Because the industry has yet to create a new replacement standard, media companies are continuing to use Nielsen panel data. But the solution might be simpler than we think: more accurate, ethically-sourced data that reflects changing demographics.

The big data vs. panels debate

Nielsen has argued that big data “has limitations” and can “increase the probability of waste and fraud.” I respectfully disagree. 

Data can be adjusted for its biases. Panels, on the other hand, can create biases, as they don’t fully consider the nuances of consumer behavior, especially as it relates to audiences that are underrepresented. One example of this issue arises in political polling. The wide discrepancies happen due to not having accurate representation from people who work multiple jobs.

Analytics need to reflect changing demographics, and panels have never been effective at understanding growing minority audiences. Consider this fact: When Nielsen began using panels some 50 years ago, the U.S. was 88.6 percent white. Today, the U.S. population is much more multiracial and more diverse. As of 2020 Census data, the U.S. was 61.6%, 18.7% Hispanic or Latino, 12.4% Black or African American, and 6% Asian. What’s more, the percentage of people who reported multiple races changed more than all of the race-alone groups, from 2.9% in 2010 to 10.2% in 2020. Overall, more than 50% of all TV viewers ages 18-24 are diverse.

It’s impossible for such an outdated approach to keep pace with the rapid growth of both multicultural and diverse U.S. audiences and their consumption of CTV.  

The untapped power of CTV and mobile data

With third-party cookies going away, there’s plenty of opportunity for brands to use ethically sourced first-party data to build custom audiences that improve their targeting accuracy. But there’s an important caveat to the best first-party data to leverage: It should be based on mobile and CTV devices. 
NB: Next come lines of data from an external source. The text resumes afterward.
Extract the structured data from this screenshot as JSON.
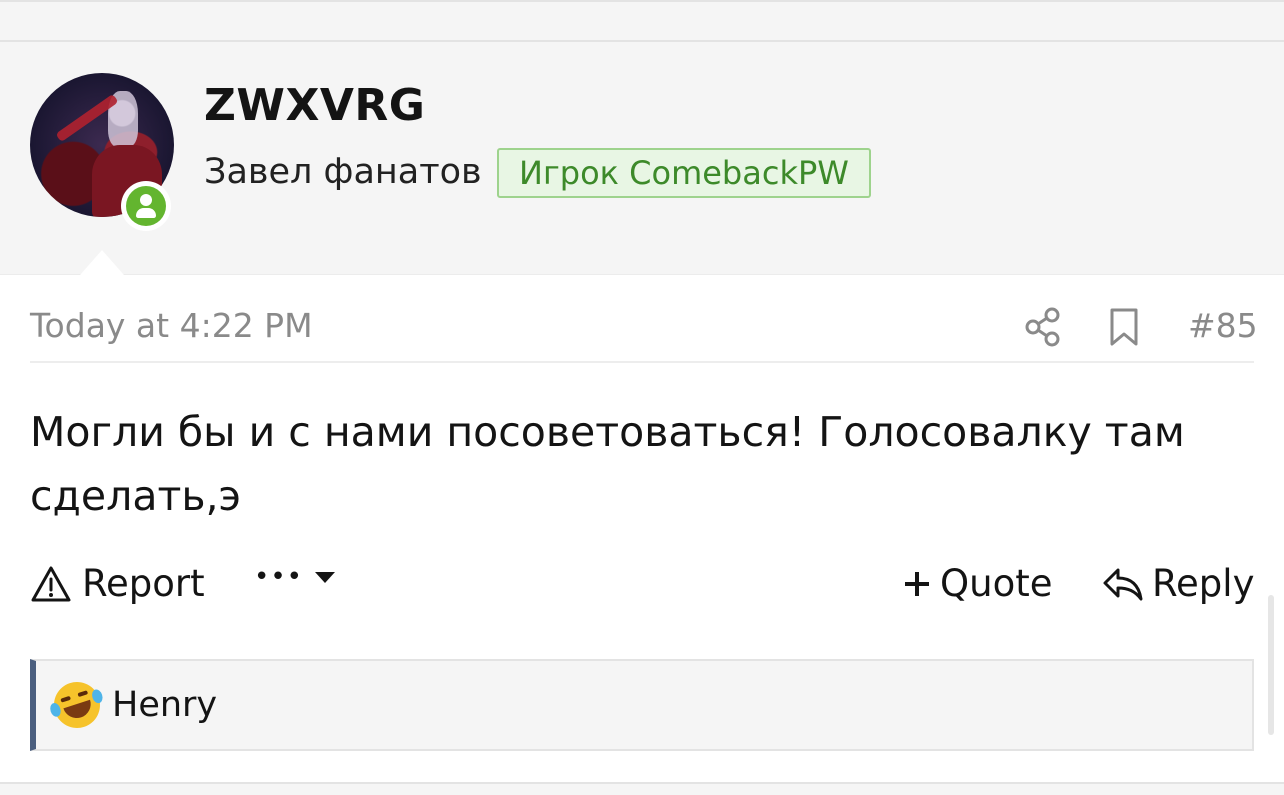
{
  "user": {
    "name": "ZWXVRG",
    "title": "Завел фанатов",
    "banner": "Игрок ComebackPW",
    "status": "online"
  },
  "post": {
    "timestamp": "Today at 4:22 PM",
    "number": "#85",
    "body": "Могли бы и с нами посоветоваться! Голосовалку там сделать,э"
  },
  "actions": {
    "report_label": "Report",
    "more_label": "•••",
    "quote_label": "Quote",
    "reply_label": "Reply"
  },
  "reactions": {
    "emoji": "rolling-on-floor-laughing",
    "user": "Henry"
  },
  "colors": {
    "banner_border": "#9ed38d",
    "banner_bg": "#e8f6e4",
    "banner_text": "#3d8a2a",
    "online": "#63b52f",
    "reaction_accent": "#4b5f7f",
    "meta_text": "#8a8a8a"
  },
  "icons": [
    "share-icon",
    "bookmark-icon",
    "warning-icon",
    "caret-down-icon",
    "plus-icon",
    "reply-arrow-icon",
    "user-icon"
  ]
}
When you inform CTV targeting with app behavior data from mobile devices at scale and then match this data to millions of validated CTV households, you create more accurate, relevant, and unique audience segments and insights. Mobile-based signals let you determine viewer action from your ads, increasing the ability to scale multicultural audiences across CTV. When you layer this data with other customer information such as interests, purchase signals, POI, program type, and, yes, even Census data, you get a more robust—and reliable—profile of your target viewer.  

A path forward for more precise CTV targeting

As the world continues to change, so must the mechanisms we use to understand TV viewers. Using a mobile data-based approach in CTV helps unearth more comprehensive audience insights than the one-dimensional panel methodology that has been used since the 70s. This data can help reach viewers not represented effectively on panels, increasing message effectiveness in the way media is consumed today: simultaneously on mobile and TV. The result is a more inclusive approach in which every viewer counts.

Aziz Rahimtoola is the CEO and co-founder of Sabio.